Writing in MIT’s Technology Review he noted that the model of collaboration between the artist and technologist is flawed and that what is needed is “a true melding of the artistic sensibility with that of the engineer in a single person”.
Maeda deserves all the credit he receives for his attempts to understand the digital medium in its elemental form. However, his description of design as a discipline is one-sided, and this undermines the value of his insights to that audience at least. While his mentor Paul Rand stated that “Design is the method of putting form and content together . . . Design can be art”, Maeda appears to subsume design into art, as some kind of applied art or craft. There is little room in his description of design for the client or the person who will use the product of the design process. “The most difficult concept to master in design is not the actual execution of a design itself but finding a client willing to take a risk on your ideas and, in the best of circumstances, leave you alone,” he writes.
His perspective is most eccentric when discussing Web design which, he said at the ICA, doesn’t exist. “It is doubtful that there will ever be great Web designers in the manner that there were great print designers . . . designing for the Web exacts a curse with each project,” said Maeda. “[While] a print piece is finished . . . a Web piece is never finished. Making sure that it [continues to work] is another set of creative shackles that prevents your mind from running free.” Viewing design in terms of things rather than processes doesn’t make sense if you believe design is about solving problems and creating products that work for their users.

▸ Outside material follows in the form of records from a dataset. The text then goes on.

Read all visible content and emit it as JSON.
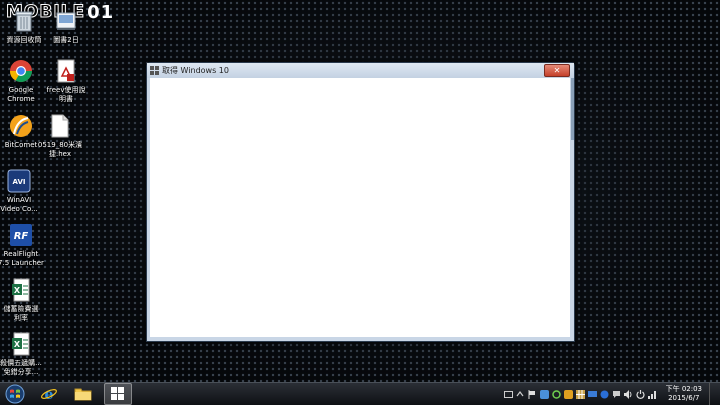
{
  "watermark": {
    "text": "MOBILE",
    "num": "01"
  },
  "desktop_icons": [
    {
      "name": "recycle-bin",
      "label": "資源回收筒"
    },
    {
      "name": "pictures",
      "label": "圖書2日"
    },
    {
      "name": "google-chrome",
      "label": "Google\nChrome"
    },
    {
      "name": "pdf-document",
      "label": "freev使用說\n明書"
    },
    {
      "name": "bitcomet",
      "label": "BitComet"
    },
    {
      "name": "hex-file",
      "label": "0519_80米濱\n捷.hex"
    },
    {
      "name": "winavi",
      "label": "WinAVI\nVideo Co..."
    },
    {
      "name": "realflight",
      "label": "RealFlight\n7.5 Launcher"
    },
    {
      "name": "spreadsheet-1",
      "label": "儲蓄險費選\n利率"
    },
    {
      "name": "spreadsheet-2",
      "label": "殺價五遞購...\n免錯分享..."
    }
  ],
  "window": {
    "title": "取得 Windows 10",
    "close_label": "✕"
  },
  "taskbar": {
    "apps": [
      "internet-explorer",
      "file-explorer",
      "windows-store"
    ],
    "clock_time": "下午 02:03",
    "clock_date": "2015/6/7"
  }
}
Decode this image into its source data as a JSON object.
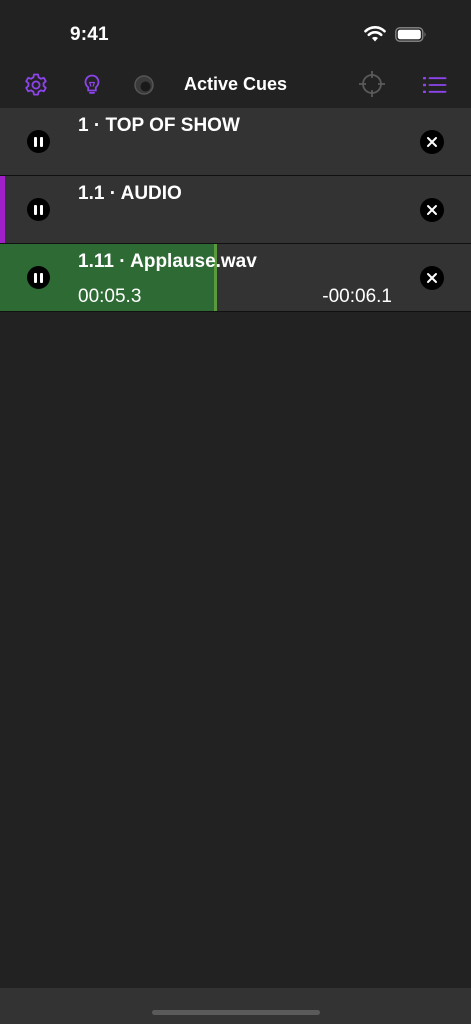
{
  "status_bar": {
    "time": "9:41"
  },
  "toolbar": {
    "title": "Active Cues",
    "accent_color": "#8e44ec",
    "icons": [
      "gear-icon",
      "lightbulb-icon",
      "circle-icon",
      "crosshair-icon",
      "list-icon"
    ]
  },
  "cues": [
    {
      "title": "1 · TOP OF SHOW",
      "elapsed": "",
      "remaining": "",
      "color": "",
      "progress": 0
    },
    {
      "title": "1.1 · AUDIO",
      "elapsed": "",
      "remaining": "",
      "color": "#a020c8",
      "progress": 0
    },
    {
      "title": "1.11 · Applause.wav",
      "elapsed": "00:05.3",
      "remaining": "-00:06.1",
      "color": "",
      "progress": 0.46
    }
  ],
  "colors": {
    "background": "#222222",
    "row_background": "#333333",
    "progress_fill": "#2d6a34",
    "progress_edge": "#5a9a3e"
  }
}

Maeda is right to argue for experimentation and a thorough-going investigation into the true nature of the digital medium. But this doesn’t invalidate a practical, relevant and client-focused practice of design; rather it complements it and provides a grounding for new ideas and insights. He rightly identifies many of the factors that have thus far restricted this investigation, though some, such as the developed world’s fetish for it, are social rather than design problems.

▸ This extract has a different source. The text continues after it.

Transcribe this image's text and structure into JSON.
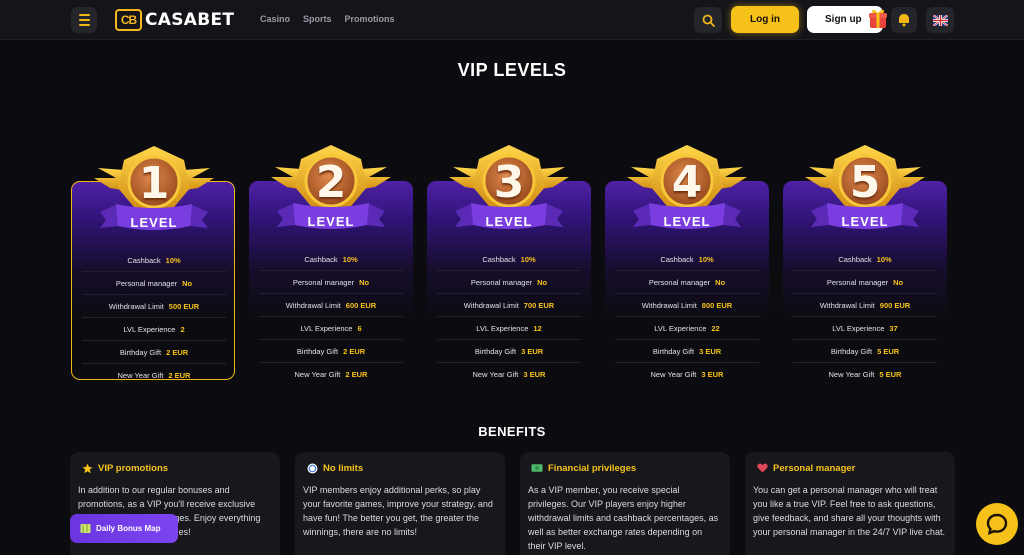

Maeda’s elevation in the design world indicates a need among designers for a serious discussion of creativity in the digital domain. In this sense, Maeda can’t be compared to David Carson.
And Da Vinci? This may not be an age that spawns people of his calibre, but if Maeda’s “post-visual” experiments can kick off in the twenty-first century what the Italian Renaissance painters, with their development of perspective, did for the visual 500 years ago, we will make some great strides.